What is an Inverter?

A power inverter, or inverter, is an electronic device or circuitry that converts direct current (DC) to alternating current (AC). The input voltage, output voltage and frequency, and overall power handling depend on the design of the specific device or circuitry. Generally small inverters are 12V to 48VDC input, bigger industrial inverters can convert from up to 960VDC and higher.

The inverter does not produce any power; the power is provided by the DC source – usually batteries.

Some inverters have also a charger, which charges connected batteries.


What is a Voltage Regulator?

A voltage regulator (or voltage satbiliser) is an electronic circuit that provides a stable DC voltage independent of the load current, temperature and AC line voltage variations. A voltage regulator may use a simple feed-forward design or may include negative feedback. It may use an electromechanical mechanism, or electronic components
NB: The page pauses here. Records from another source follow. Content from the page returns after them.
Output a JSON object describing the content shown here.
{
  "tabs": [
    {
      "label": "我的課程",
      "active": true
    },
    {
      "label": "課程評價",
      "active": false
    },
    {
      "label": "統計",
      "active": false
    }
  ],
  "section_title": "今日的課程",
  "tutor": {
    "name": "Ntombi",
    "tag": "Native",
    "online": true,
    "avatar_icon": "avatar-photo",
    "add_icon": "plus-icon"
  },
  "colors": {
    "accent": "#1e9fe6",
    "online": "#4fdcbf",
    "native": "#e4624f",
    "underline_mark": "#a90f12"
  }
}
Power Conditioner (or Line Conditioner) is a device intended to improve the quality of the power that is delivered to electrical load equipment. Besides of Voltage Regulation commonly provides surge protection as well as noise filtering. Power Conditioners usually are used for home or office applications and has up to 10 or more receptacles or outlets.


What is a Surge Suppressor (Surge Protector)?

A surge suppressor (or surge protector or surge diverter) is an appliance or device designed to protect electrical devices from voltage spikes and surges. A surge protector attempts to limit the voltage supplied to an electric device by either blocking or shorting to ground any unwanted voltages above a safe threshold.

Generally it also has built-in noise filter, which blocks unwanted noise, RFI and EMI fluctuations from getting to a connected load. Please note that Surge Suppressors do not regulate or stabilize voltage!


What is a PDU?

A power distribution unit (PDU) is a type of electrical component that distributes and manages electricity supply to computers, servers and networking devices within a data center environment. It provides a central unit to control and distribute electricity across the data center components. 
Power distribution units are also known as main distribution units (MDU). 


What is the difference between W and VA (or kW and kVA)?

The primary difference between W (watt) and VA (volt-ampere) is the power factor (PF).  W is the unit of real power and VA is a unit of apparent power (or real power plus re-active power).  The power factor, unless it is defined and known, is therefore an approximate value (typically 0.8), and the VA value will always be higher than the value for W. 

For example in 1000VA device (UPS, inverter or voltage regulator) and Power Factor 0.8, W value will be 1000VA x 0.8 = 800W. However on low-end UPSs PF can be as low as 0.5, so you have to read UPS specifications carefully.

Same applied to kVA and kW relation, as “k” stands for “kilo”, which means 1000 times bigger value. i.e. 1kVA = 1000VA, and 1kW = 1000W


How do define power capacity of your equipment?

You will need to find out the power requirement of the equipment to be supplied by the UPS/inverter/Voltage Regulator.

The power requirements could be listed on your equipment in Volt-Amps (VA), Watts (W) or Amps (A). If it listed in Ampers (A) you will need to multiply Amper value by 220 (AC voltage). For example, When you have these, you can call us on 012 409 3313, and we can help you decide which size and what type device you need.


How to define required back-up time (when choose UPS, inverter, generator)?

Back-up time is a time which UPS can provide output power to connected load after main electricity supply goes off. You have to define how much time you need your equipment to run during blackout. Depending on back-up time required batteries capacity and quantity will be chosen.

Please note that back-up time DOES NOT DEPEND on UPS or inverter/generator POWER RATING, it depends ON NUMBER AND CAPACITY OF BATTERIES which this UPS uses.

However, it is obvious that higher power VA UPS devices uses more and stronger batteries.

In case of generator back-up time will depend on generator fuel tank capacity, as it will produce electricity as long as there’s a fuel available.


If you have more questions please contact us on +994 (12) 409 3313